Sydney: Sri Lankan cricket coach and former NSW cricketer Trevor Bayliss has expressed fears that next year's Commonwealth Games in New Delhi could be targetted by terrorists.
Speaking to reporters at the Sydney Cricket Ground, Bayliss said that last Tuesday's terror attack on the Sri Lankan cricket team proved the reach and audacity of terrorists.
"If cricket, the No.1 sport on the subcontinent can get hit, then any sport I suppose can get hit ... the Commonwealth Games maybe," The Age quoted him, as saying.
Bayliss also said that he has "no problems" coaching in Sri Lanka and may extend his time, despite narrowly escaping with his life in last week''s terrorist attack in Lahore.
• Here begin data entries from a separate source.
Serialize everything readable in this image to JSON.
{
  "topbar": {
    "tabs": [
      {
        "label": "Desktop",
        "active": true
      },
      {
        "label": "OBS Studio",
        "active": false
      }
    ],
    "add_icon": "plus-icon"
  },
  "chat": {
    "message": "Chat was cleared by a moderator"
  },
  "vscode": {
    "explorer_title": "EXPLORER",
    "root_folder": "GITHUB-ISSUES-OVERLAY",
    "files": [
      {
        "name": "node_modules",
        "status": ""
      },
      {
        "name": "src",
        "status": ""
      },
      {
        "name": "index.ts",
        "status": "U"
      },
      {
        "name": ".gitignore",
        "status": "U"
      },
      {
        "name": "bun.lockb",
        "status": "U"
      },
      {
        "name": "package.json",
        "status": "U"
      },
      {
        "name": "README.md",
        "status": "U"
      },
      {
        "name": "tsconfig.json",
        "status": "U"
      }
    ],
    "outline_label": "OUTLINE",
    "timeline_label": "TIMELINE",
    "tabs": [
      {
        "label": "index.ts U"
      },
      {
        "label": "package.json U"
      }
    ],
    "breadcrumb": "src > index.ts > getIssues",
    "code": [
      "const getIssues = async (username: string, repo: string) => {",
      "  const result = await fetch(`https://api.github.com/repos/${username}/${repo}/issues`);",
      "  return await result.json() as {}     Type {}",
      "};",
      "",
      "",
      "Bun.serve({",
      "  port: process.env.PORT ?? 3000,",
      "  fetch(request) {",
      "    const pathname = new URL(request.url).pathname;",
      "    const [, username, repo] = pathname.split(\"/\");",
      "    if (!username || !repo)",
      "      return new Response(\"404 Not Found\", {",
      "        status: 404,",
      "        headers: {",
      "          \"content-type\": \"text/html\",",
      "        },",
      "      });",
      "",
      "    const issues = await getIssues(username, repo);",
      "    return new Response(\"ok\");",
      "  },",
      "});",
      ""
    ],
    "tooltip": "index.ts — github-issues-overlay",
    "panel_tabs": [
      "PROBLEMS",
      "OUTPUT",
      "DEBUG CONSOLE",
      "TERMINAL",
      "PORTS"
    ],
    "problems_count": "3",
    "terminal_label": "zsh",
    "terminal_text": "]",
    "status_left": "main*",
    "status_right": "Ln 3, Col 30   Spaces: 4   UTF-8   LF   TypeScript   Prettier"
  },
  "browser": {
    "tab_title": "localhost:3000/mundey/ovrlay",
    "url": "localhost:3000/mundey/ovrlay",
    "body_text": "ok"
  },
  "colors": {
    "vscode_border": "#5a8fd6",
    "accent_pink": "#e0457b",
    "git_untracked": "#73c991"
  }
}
Bayliss, 47, was yesterday reunited with his family in Sydney for the first time, almost a week after the deadly attacks.
The former NSW batsman said that, while he had yet to discuss his coaching future with his family, he was keen to continue mentoring the Sri Lankan team.
"I wouldn''t have any problem doing another term in Sri Lanka. I feel very comfortable in Sri Lanka and think we''ve done pretty well over the last 18 months we''ve been there," he said.
"Whether I'd go back on tour in Pakistan ... I doubt that very much."
Bayliss said he had not suffered from flashbacks nor been haunted by his ordeal, and joked about having three extra weeks with his family at home as a result of the curtailed tour of Pakistan.
Bayliss backed the criticisms of security made by umpiring officials, whose van - which carried Australians Simon Taufel and Steve Davis - had trailed the Sri Lankan team bus and was also attacked.
Bayliss said he was angry that security had been noticeably less than during previous tours to Pakistan, and that the lapse had still not been explained.
The wounded Sri Lankan players were recovering well, and Bayliss was grateful the team had no cricket until the Twenty20 World Cup in June.
"Physically everyone will recover, but I suppose it's the mental scars and how they''ll get over that [that remain to be seen]," he said.
Bayliss urged cricket playing nations to remain dedicated to touring overseas, so the game would survive.
"I think the Sri Lankan players ... most of them are fairly keen that cricket must continue and that terrorism can't stop sport, and that we must show a united front. If we don''t go to some of those places to play cricket ... then international cricket and cricket in those countries will suffer."
At the same time, it would take a lot for him to return to Pakistan.
Outside the ground, his wife Julie Bayliss said she was glad to have her husband home but would be OK with him returning to Sri Lanka.